Tripping on psychedelics is an unpredictable experience that can catapult you into a state of bliss, plunge you into a pit of despair, or simply send you spiraling through a wormhole of confusion. While it’s widely accepted that the nature of these chemical escapades is influenced by a range of psychological and environmental factors, new research indicates that some people may be genetically predisposed to have stronger trips than others.

Exactly which drugs count as "psychedelic" is the subject of some debate, although neuroscientists generally reserve the term for those substances that bind to the serotonin 2A (5-HT2A) receptor. As they lock onto the receptor’s binding sites, these mind-bending molecules set off a cascade of effects that result in epic alterations of consciousness.


However, not everyone’s serotonin 2A receptors function equally. Genetic variations – or single nucleotide polymorphisms (SNPs) – alter the shape and performance of these psychedelic gateways. To investigate how these SNPs impact the strength of certain mind-altering drugs, a team of researchers measured the responses of seven common variations of the 5-HT2A receptor when combined with different psychedelics in the lab.

Publishing their findings in the journal ACS Chemical Neuroscience, they explain how they tested the reactions of these seven SNPs to LSD, mescaline, a magic mushroom compound called psilocin, and the potent tryptamine 5-MeO-DMT – found in some plants and the excretions of the Colorado River Toad.

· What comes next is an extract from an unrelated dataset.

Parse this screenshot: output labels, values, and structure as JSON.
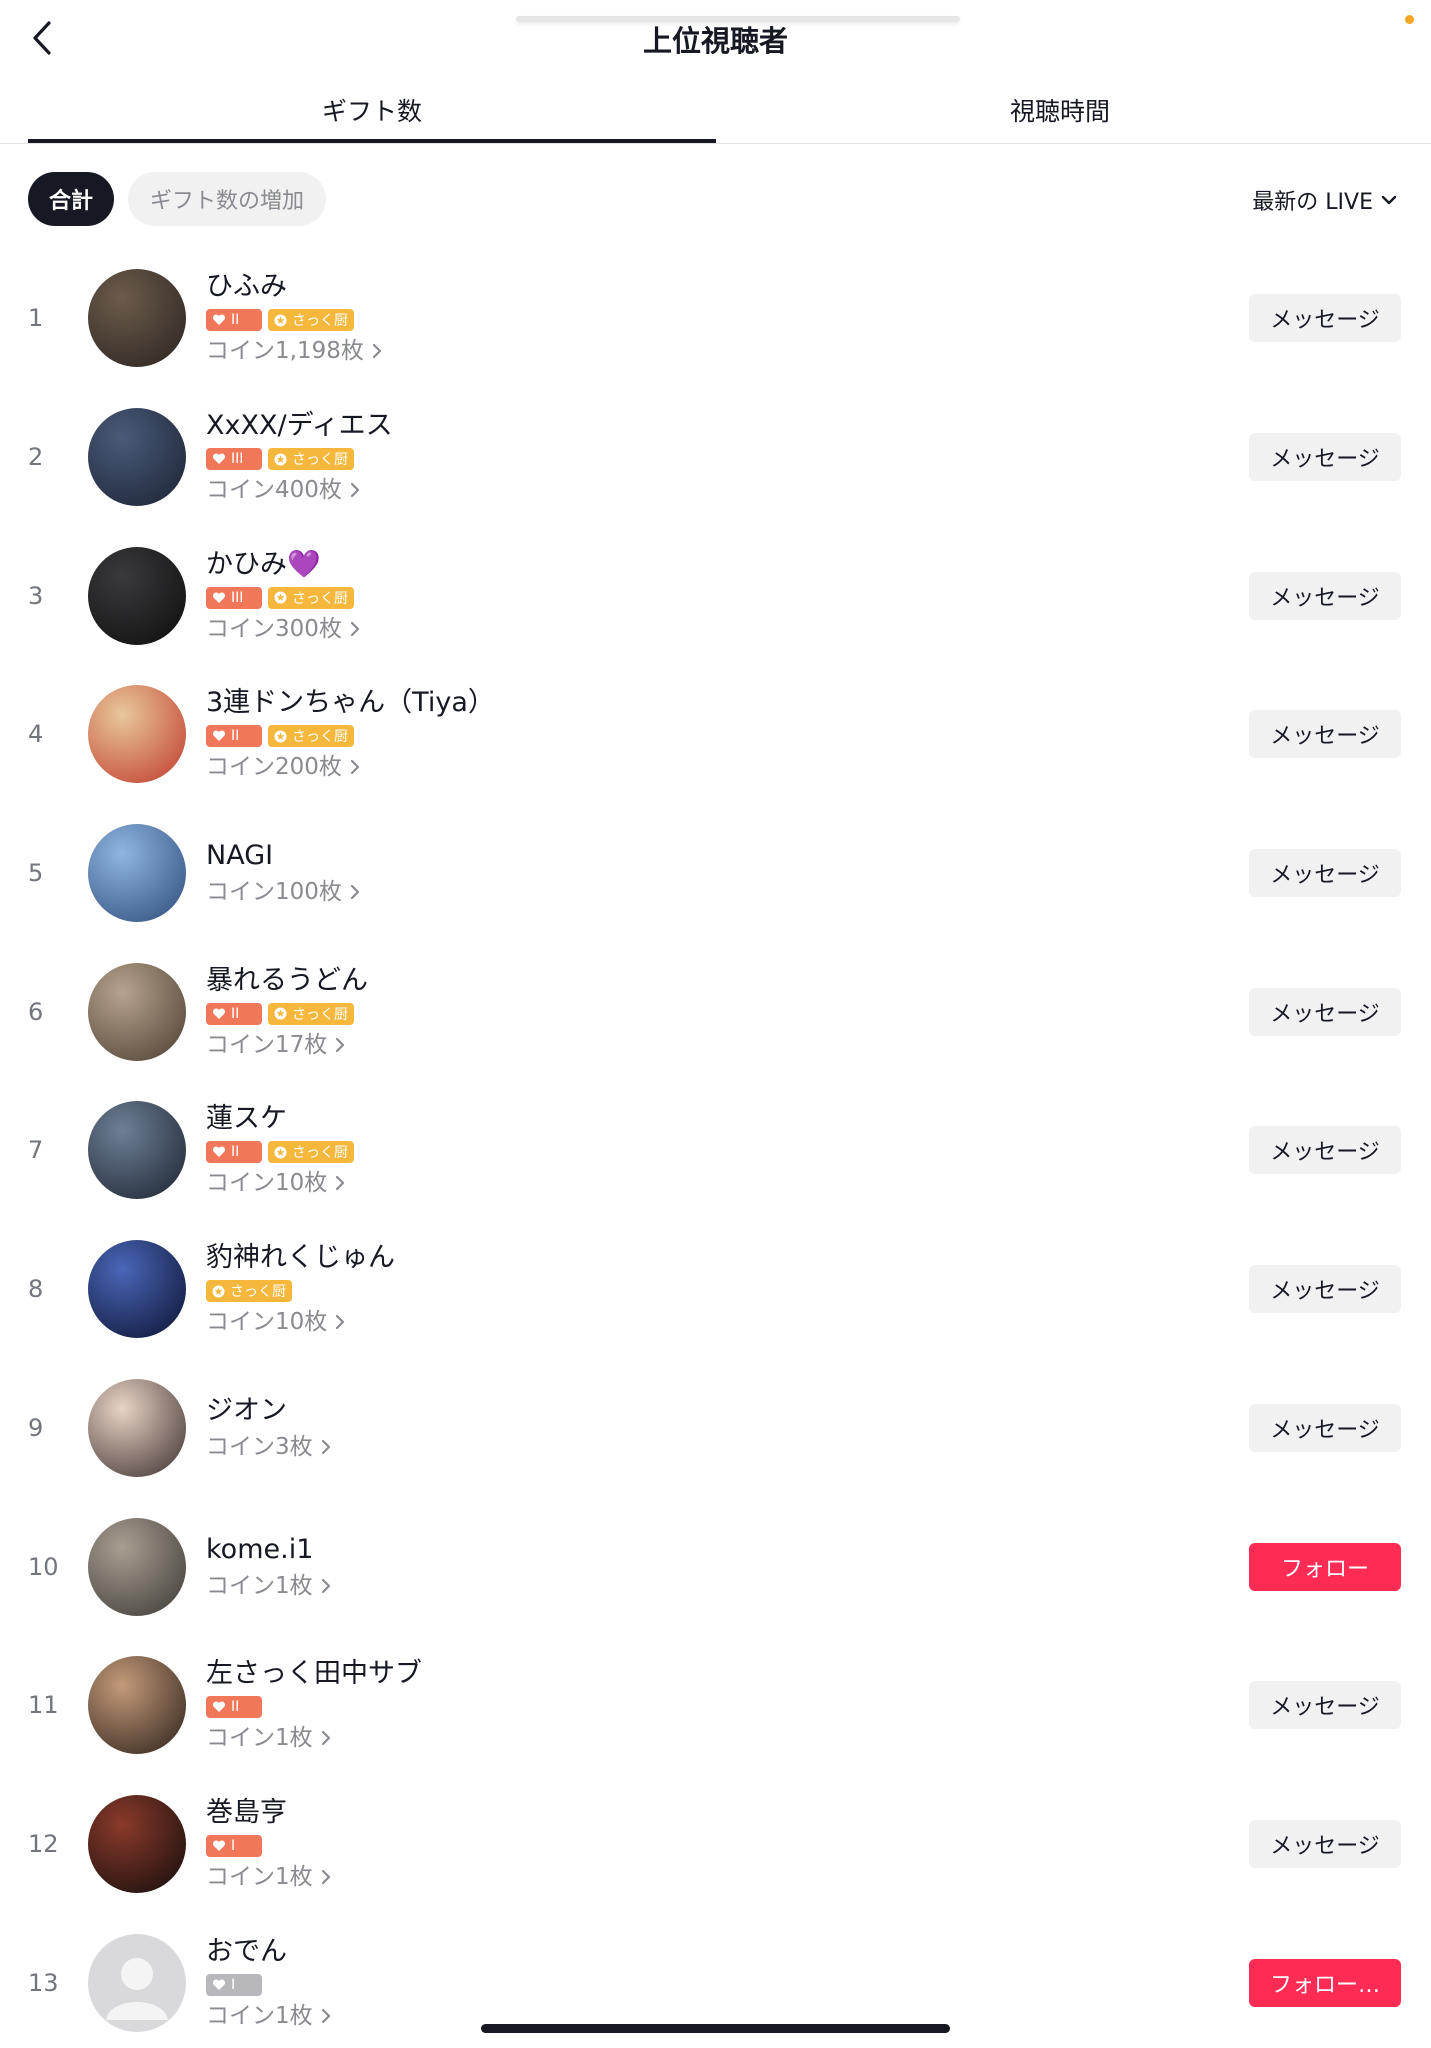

Results indicated that many of these gene variations altered how the 5-HT2A receptor responds to these four substances. “Significantly, the in vitro pharmacological effects of the SNP drug actions at 5-HT2AR are drug specific,” write the researchers.

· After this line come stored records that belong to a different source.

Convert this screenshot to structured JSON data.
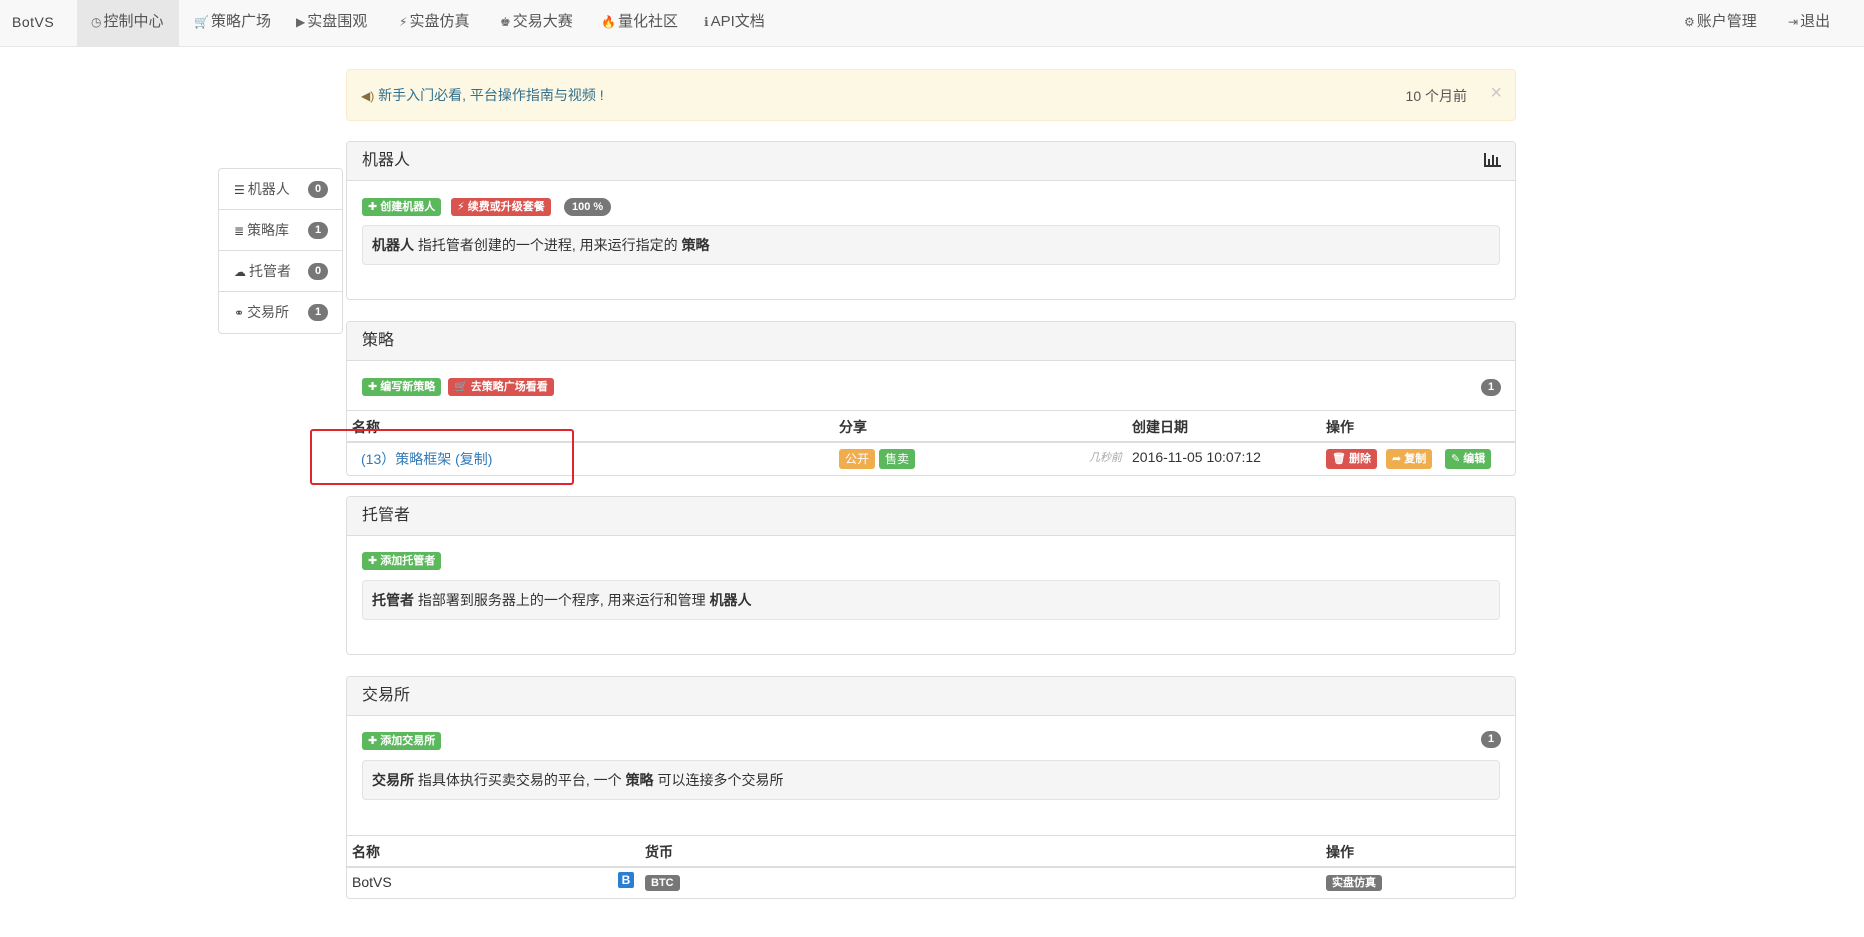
{
  "nav": {
    "brand": "BotVS",
    "items": [
      {
        "icon": "dashboard-icon",
        "glyph": "◷",
        "label": "控制中心"
      },
      {
        "icon": "cart-icon",
        "glyph": "🛒",
        "label": "策略广场"
      },
      {
        "icon": "play-circle-icon",
        "glyph": "▶",
        "label": "实盘围观"
      },
      {
        "icon": "bolt-icon",
        "glyph": "⚡",
        "label": "实盘仿真"
      },
      {
        "icon": "king-icon",
        "glyph": "♚",
        "label": "交易大赛"
      },
      {
        "icon": "fire-icon",
        "glyph": "🔥",
        "label": "量化社区"
      },
      {
        "icon": "info-icon",
        "glyph": "ℹ",
        "label": "API文档"
      }
    ],
    "right": [
      {
        "icon": "gear-icon",
        "glyph": "⚙",
        "label": "账户管理"
      },
      {
        "icon": "logout-icon",
        "glyph": "⇥",
        "label": "退出"
      }
    ]
  },
  "sidebar": {
    "items": [
      {
        "icon": "tasks-icon",
        "glyph": "☰",
        "label": "机器人",
        "count": "0"
      },
      {
        "icon": "database-icon",
        "glyph": "≣",
        "label": "策略库",
        "count": "1"
      },
      {
        "icon": "cloud-icon",
        "glyph": "☁",
        "label": "托管者",
        "count": "0"
      },
      {
        "icon": "exchange-icon",
        "glyph": "⚭",
        "label": "交易所",
        "count": "1"
      }
    ]
  },
  "alert": {
    "icon": "bullhorn-icon",
    "text": "新手入门必看, 平台操作指南与视频 !",
    "time": "10 个月前",
    "close": "×"
  },
  "robot": {
    "title": "机器人",
    "btn_create": "创建机器人",
    "btn_upgrade": "续费或升级套餐",
    "percent": "100 %",
    "desc_bold": "机器人",
    "desc_text": " 指托管者创建的一个进程, 用来运行指定的 ",
    "desc_bold2": "策略"
  },
  "strategy": {
    "title": "策略",
    "btn_new": "编写新策略",
    "btn_square": "去策略广场看看",
    "count": "1",
    "headers": {
      "name": "名称",
      "share": "分享",
      "created": "创建日期",
      "ops": "操作"
    },
    "rows": [
      {
        "name": "(13）策略框架 (复制)",
        "share_public": "公开",
        "share_sell": "售卖",
        "ago": "几秒前",
        "created": "2016-11-05 10:07:12",
        "ops": {
          "delete": "删除",
          "copy": "复制",
          "edit": "编辑"
        }
      }
    ]
  },
  "docker": {
    "title": "托管者",
    "btn_add": "添加托管者",
    "desc_bold": "托管者",
    "desc_text": " 指部署到服务器上的一个程序, 用来运行和管理 ",
    "desc_bold2": "机器人"
  },
  "exchange": {
    "title": "交易所",
    "btn_add": "添加交易所",
    "count": "1",
    "desc_bold": "交易所",
    "desc_text": " 指具体执行买卖交易的平台, 一个 ",
    "desc_bold2": "策略",
    "desc_text2": " 可以连接多个交易所",
    "headers": {
      "name": "名称",
      "currency": "货币",
      "ops": "操作"
    },
    "rows": [
      {
        "name": "BotVS",
        "icon_letter": "B",
        "currency": "BTC",
        "op": "实盘仿真"
      }
    ]
  },
  "colors": {
    "green": "#5cb85c",
    "red": "#d9534f",
    "orange": "#f0ad4e",
    "link": "#337ab7",
    "highlight": "#e0262b"
  }
}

Compared to the regular variant of the serotonin 2A receptor, two SNPs – known as Ala230Thr and His452Tyr – displayed a seven-fold decrease in signaling potency when interacting with psilocin. Meanwhile, the Ala447Val variant showed a three-fold increase in potency for 5-MeO-DMT.


“Four polymorphic 5-HT2A receptors exhibited statistically significant changes in mescaline potency,” explain the authors. “Of these, the largest effect was observed for the Ser12Asn 5-HT2A receptor, which displayed a 9-fold increase in potency for mescaline.”

Interestingly, none of the SNPs produced changes in LSD signaling potency, although some did influence the trajectory of acid trips. For instance, Ala230Thr appears to react most strongly during the early stages of LSD stimulation, while His452Tyr “limits the potency and efficacy of LSD at later time points.”

Another variant called Asp48Asn showed an increased response to psilocin, but a weakened reaction to mescaline when compared to the regular version of the 5-HT2A receptor.

Summarizing these observations, the study authors explain that “patients and populations with certain polymorphisms may be differentially amenable to psychedelic-assisted treatments.” In other words, some people may be naturally susceptible to stronger or weaker trips when ingesting certain drugs.


“Taken together, these results may have relevance for the design and interpretation of future clinical trials,” they conclude.


healthHealth and Medicinehealthneuroscience
  • tag
  • genetics,

  • mutations,

  • serotonin,

  • drugs,

  • neuroscience,

  • LSD,

  • psychedelics,

  • mescaline,

  • 5-meo-dmt